“He's just incredible,” Nootbaar said of Ohtani.
Just then, Ohtani came around the corner, gave Nootbaar a quick hug, and then disappeared down a hallway.
“Never seen it. Never seen it before. It's special,” Nootbaar added. “It's special.”
To which Valentine replied: “Enjoy it.”
Nootbaar seems to be.
Moments later, in a jam-packed news conference, Nootbaar elaborated even more about Ohtani, who is expected to start for Japan on Thursday against China in their opening game of the World Baseball Classic. And when he's pulled, he's expected to be the DH.
Nootbaar has started as the lead-off hitter for Japan in a few practice games and could be there again with his team among the tournament favorites alongside the Dominican Republic and the United States.
“I’m just like you guys,” Nootbaar said. “I think I’m just like a fan being able to watch him. I’m just fortunate to get a front-row seat to it. It’s been pretty amazing to watch him go about his business, and how he goes about his work and handles himself on and off the field. It’s really impressive seeing that side.
“It’s something I’ve never seen before,” Nootbaar added. "He’s a freak of nature and even a better guy, and I mean that wholeheartedly. I’ve been very impressed with how he goes about his business.”

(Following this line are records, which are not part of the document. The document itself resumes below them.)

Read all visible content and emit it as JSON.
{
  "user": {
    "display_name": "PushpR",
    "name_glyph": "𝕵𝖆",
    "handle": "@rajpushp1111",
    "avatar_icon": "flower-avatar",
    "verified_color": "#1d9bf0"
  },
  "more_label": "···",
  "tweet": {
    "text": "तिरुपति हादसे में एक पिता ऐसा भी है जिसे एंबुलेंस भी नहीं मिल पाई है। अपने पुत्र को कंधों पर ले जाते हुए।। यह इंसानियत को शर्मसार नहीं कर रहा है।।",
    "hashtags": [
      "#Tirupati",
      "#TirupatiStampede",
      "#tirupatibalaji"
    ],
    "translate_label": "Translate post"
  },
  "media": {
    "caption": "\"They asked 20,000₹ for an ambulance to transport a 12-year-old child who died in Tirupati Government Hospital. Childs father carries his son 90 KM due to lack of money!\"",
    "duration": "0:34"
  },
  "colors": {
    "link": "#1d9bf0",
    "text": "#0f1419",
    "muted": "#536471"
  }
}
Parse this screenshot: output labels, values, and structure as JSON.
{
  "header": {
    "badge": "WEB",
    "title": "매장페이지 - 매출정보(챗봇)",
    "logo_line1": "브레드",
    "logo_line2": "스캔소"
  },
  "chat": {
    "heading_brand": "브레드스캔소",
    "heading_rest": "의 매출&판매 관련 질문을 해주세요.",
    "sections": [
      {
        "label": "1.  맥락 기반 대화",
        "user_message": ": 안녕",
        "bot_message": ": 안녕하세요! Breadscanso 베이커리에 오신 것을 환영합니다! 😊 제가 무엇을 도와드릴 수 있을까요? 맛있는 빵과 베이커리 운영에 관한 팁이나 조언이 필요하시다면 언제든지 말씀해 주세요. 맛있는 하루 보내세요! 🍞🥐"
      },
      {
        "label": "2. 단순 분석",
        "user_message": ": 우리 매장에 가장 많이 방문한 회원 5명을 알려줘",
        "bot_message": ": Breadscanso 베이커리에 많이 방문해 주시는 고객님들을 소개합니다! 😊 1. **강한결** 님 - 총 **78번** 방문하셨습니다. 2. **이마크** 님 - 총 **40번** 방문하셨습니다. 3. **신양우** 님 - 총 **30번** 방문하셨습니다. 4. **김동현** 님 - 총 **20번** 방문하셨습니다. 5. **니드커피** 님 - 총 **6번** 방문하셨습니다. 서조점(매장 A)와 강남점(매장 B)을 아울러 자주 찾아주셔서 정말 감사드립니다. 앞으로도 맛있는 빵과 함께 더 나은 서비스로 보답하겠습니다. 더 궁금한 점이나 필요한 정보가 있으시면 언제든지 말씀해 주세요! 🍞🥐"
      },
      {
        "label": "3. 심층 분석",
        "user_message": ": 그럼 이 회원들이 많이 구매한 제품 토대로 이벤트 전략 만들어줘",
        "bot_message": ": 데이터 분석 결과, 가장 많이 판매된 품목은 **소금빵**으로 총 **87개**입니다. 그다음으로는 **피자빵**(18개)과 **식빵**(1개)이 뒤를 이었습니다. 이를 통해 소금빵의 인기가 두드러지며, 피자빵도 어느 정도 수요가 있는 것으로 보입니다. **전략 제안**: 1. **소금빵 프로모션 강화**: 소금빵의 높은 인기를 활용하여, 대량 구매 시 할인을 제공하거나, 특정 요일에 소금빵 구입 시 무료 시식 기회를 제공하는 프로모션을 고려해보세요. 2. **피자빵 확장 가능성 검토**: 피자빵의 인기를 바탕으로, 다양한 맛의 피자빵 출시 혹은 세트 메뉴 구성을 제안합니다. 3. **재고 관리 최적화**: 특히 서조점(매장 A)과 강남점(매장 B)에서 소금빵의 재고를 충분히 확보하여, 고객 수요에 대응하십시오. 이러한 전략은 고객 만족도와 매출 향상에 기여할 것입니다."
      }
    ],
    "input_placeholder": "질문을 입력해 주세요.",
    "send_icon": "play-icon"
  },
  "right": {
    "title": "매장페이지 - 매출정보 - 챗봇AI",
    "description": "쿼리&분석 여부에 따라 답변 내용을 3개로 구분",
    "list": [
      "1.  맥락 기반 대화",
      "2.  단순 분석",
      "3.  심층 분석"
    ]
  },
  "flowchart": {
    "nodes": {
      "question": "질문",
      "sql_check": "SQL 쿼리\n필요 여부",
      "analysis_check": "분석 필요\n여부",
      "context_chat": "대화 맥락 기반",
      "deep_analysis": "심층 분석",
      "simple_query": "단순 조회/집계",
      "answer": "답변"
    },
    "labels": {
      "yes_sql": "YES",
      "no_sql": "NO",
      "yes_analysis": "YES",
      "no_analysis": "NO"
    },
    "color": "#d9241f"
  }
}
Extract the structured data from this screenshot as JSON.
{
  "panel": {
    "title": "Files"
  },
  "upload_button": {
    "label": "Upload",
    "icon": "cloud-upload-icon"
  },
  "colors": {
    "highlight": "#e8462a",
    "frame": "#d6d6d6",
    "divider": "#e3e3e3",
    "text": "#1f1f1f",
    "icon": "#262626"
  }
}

The Japanese have a word they use to describe Ohtani — “nitoryu” — which refers to a samurai fighting with two swords. Or more broadly, it mean's doing two things simultaneously.
That's Ohtani. He pitches. He's a power hitter. And his return after a long absence to play in Japan in the WBC is reminiscent of the frenzy around Ichiro Suzuki's final Major League Baseball games four years ago — also at the Tokyo Dome.
Ohtani couldn't wait to add to the buzz around him. He hit a pair of three-run home runs on Monday in Osaka in Japan's exhibition game against the Hanshin Tigers.
In anticipation of Japan's practice game on Monday, the Sports Nippon newspaper noted in a large headline that it had been 1,974 days since Ohtani last played in Japan. That was on Oct. 9, 2017, his last game with the Nippon-Ham Fighters before going to the Angels.
Similar to tennis player Naomi Osaka, Ohtani is not just a Japanese star but a global marquee name who draws record endorsements. Ohtani is reported to earn $20 million annually in endorsements, far more than any major leaguer.
Ohtani represents largely high-end brands, a Japanese bank and a Japanese watchmaker. His face is everywhere, even on posters in department stores selling cosmetics for men.
Osaka, who is pregnant and has stepped away from tennis, is the world’s top earning female athlete.
Ohtani has agreed to a $30 million deal with the Angels for the 2023 season. After that he will be a free agent and his next contract could be the largest ever for a major leaguer.
Koichi Nakano, an observer of Japanese politics who teaches at Sophia University, said the “idolization of Ohtani in Japan reflects its own inferiority complex vis-a-vis the fatherland of baseball that is the U.S.”
Nakano noted the power of Ohtani. Japanese television often does not cover national parliamentary debates, but seldom misses following Japanese “heroes” like Ohtani excelling in the United States.
“So each time where there is a Japanese ‘export’ that was hugely successful in MLB," Nakano said, "the Japanese are enthralled.”